*** PROVIDED MATERIAL Section Begins ***
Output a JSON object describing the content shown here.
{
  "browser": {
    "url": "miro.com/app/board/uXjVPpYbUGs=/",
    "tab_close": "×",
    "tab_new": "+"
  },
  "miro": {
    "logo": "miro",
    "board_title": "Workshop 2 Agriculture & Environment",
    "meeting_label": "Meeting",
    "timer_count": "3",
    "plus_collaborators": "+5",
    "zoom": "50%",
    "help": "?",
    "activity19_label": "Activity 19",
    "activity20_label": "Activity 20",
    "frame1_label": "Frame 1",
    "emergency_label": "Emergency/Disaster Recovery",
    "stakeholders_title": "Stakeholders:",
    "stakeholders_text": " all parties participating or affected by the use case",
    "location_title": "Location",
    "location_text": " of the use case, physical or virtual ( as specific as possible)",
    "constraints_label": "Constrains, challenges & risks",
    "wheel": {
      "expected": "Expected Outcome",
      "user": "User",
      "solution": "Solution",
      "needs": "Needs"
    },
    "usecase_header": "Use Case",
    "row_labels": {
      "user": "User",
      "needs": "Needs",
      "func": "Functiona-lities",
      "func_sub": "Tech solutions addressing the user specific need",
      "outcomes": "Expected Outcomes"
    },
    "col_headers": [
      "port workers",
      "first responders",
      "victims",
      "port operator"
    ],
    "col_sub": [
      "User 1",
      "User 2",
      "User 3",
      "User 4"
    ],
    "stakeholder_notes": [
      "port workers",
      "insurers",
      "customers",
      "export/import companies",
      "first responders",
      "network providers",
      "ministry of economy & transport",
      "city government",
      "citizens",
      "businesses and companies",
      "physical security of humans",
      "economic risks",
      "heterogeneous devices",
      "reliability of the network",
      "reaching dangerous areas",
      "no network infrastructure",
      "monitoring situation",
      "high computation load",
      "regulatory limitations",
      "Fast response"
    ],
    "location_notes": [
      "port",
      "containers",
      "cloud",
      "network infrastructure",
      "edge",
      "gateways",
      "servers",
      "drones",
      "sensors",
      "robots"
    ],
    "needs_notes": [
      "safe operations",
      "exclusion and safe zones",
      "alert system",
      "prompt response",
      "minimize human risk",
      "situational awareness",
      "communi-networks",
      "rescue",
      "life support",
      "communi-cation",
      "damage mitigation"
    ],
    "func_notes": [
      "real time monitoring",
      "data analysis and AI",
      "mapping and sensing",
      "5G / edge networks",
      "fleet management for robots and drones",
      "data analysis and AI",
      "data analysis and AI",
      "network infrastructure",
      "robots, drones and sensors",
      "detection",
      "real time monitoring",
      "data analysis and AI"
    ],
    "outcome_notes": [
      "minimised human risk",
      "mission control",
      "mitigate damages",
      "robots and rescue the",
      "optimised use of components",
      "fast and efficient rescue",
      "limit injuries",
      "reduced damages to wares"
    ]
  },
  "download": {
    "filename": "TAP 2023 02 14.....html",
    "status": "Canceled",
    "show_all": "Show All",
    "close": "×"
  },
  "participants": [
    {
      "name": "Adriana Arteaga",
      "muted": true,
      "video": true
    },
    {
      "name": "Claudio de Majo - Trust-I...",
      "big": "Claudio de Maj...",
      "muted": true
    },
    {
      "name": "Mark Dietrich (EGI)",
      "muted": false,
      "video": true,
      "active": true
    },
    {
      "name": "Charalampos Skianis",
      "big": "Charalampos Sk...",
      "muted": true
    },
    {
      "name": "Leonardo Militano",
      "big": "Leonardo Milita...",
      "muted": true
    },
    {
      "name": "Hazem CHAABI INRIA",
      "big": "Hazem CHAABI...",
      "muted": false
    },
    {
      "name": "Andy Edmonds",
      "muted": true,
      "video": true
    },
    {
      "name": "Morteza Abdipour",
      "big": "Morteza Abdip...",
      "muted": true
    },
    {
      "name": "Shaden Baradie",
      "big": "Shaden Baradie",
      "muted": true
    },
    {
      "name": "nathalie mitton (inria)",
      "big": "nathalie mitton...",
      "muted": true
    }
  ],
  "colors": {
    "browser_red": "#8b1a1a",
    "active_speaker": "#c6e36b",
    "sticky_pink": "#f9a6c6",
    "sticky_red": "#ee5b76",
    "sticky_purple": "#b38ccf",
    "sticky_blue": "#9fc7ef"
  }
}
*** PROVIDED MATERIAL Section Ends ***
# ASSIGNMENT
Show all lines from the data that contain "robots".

# EXERCISE RESPONSE
      "robots"
      "fleet management for robots and drones",
      "robots, drones and sensors",
      "robots and rescue the",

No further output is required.